| ENTRIES PROVIDED |
=== Begin Enclosure ===

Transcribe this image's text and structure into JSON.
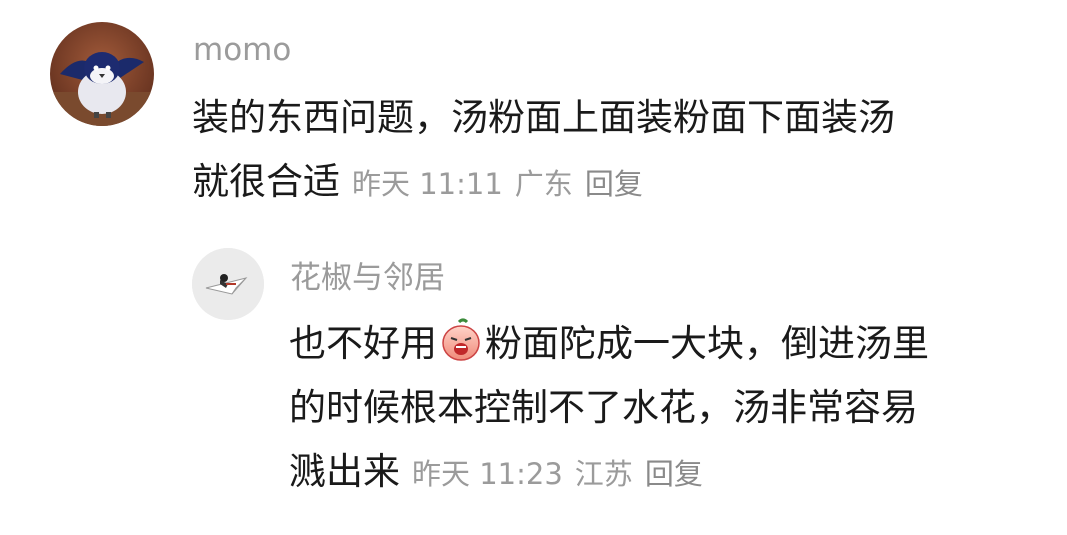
{
  "comment": {
    "username": "momo",
    "lines": [
      "装的东西问题，汤粉面上面装粉面下面装汤",
      "就很合适"
    ],
    "time": "昨天 11:11",
    "location": "广东",
    "reply_label": "回复"
  },
  "reply_comment": {
    "username": "花椒与邻居",
    "line1_before_emoji": "也不好用",
    "emoji_name": "crying-face-emoji",
    "line1_after_emoji": "粉面陀成一大块，倒进汤里",
    "line2": "的时候根本控制不了水花，汤非常容易",
    "line3": "溅出来",
    "time": "昨天 11:23",
    "location": "江苏",
    "reply_label": "回复"
  }
}
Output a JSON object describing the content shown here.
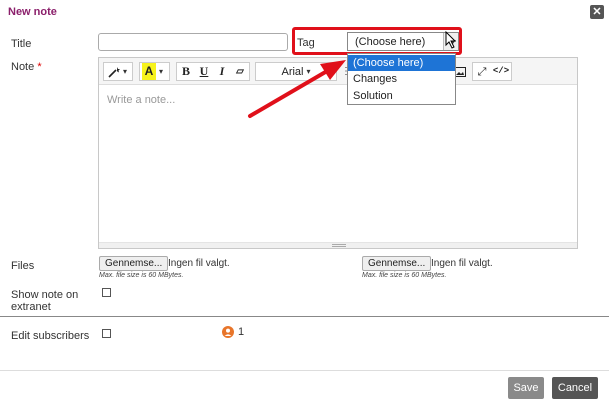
{
  "dialog": {
    "title": "New note"
  },
  "form": {
    "title_label": "Title",
    "note_label": "Note",
    "required_marker": "*",
    "tag_label": "Tag",
    "files_label": "Files",
    "show_note_label_line1": "Show note on",
    "show_note_label_line2": "extranet",
    "edit_subscribers_label": "Edit subscribers",
    "subscribers_count": "1"
  },
  "tag_select": {
    "selected": "(Choose here)",
    "options": [
      "(Choose here)",
      "Changes",
      "Solution"
    ]
  },
  "editor": {
    "font_label": "Arial",
    "placeholder": "Write a note..."
  },
  "files": {
    "browse_label": "Gennemse...",
    "no_file_text": "Ingen fil valgt.",
    "max_size_text": "Max. file size is 60 MBytes."
  },
  "buttons": {
    "save": "Save",
    "cancel": "Cancel"
  },
  "colors": {
    "title": "#8b1f6b",
    "highlight": "#e0101a",
    "selection": "#1e74d6",
    "subscriber_icon": "#e8752a"
  }
}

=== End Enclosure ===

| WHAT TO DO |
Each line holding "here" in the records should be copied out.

| SOLVED PROBLEM |
Output a JSON object describing the content shown here.
    "selected": "(Choose here)",
      "(Choose here)",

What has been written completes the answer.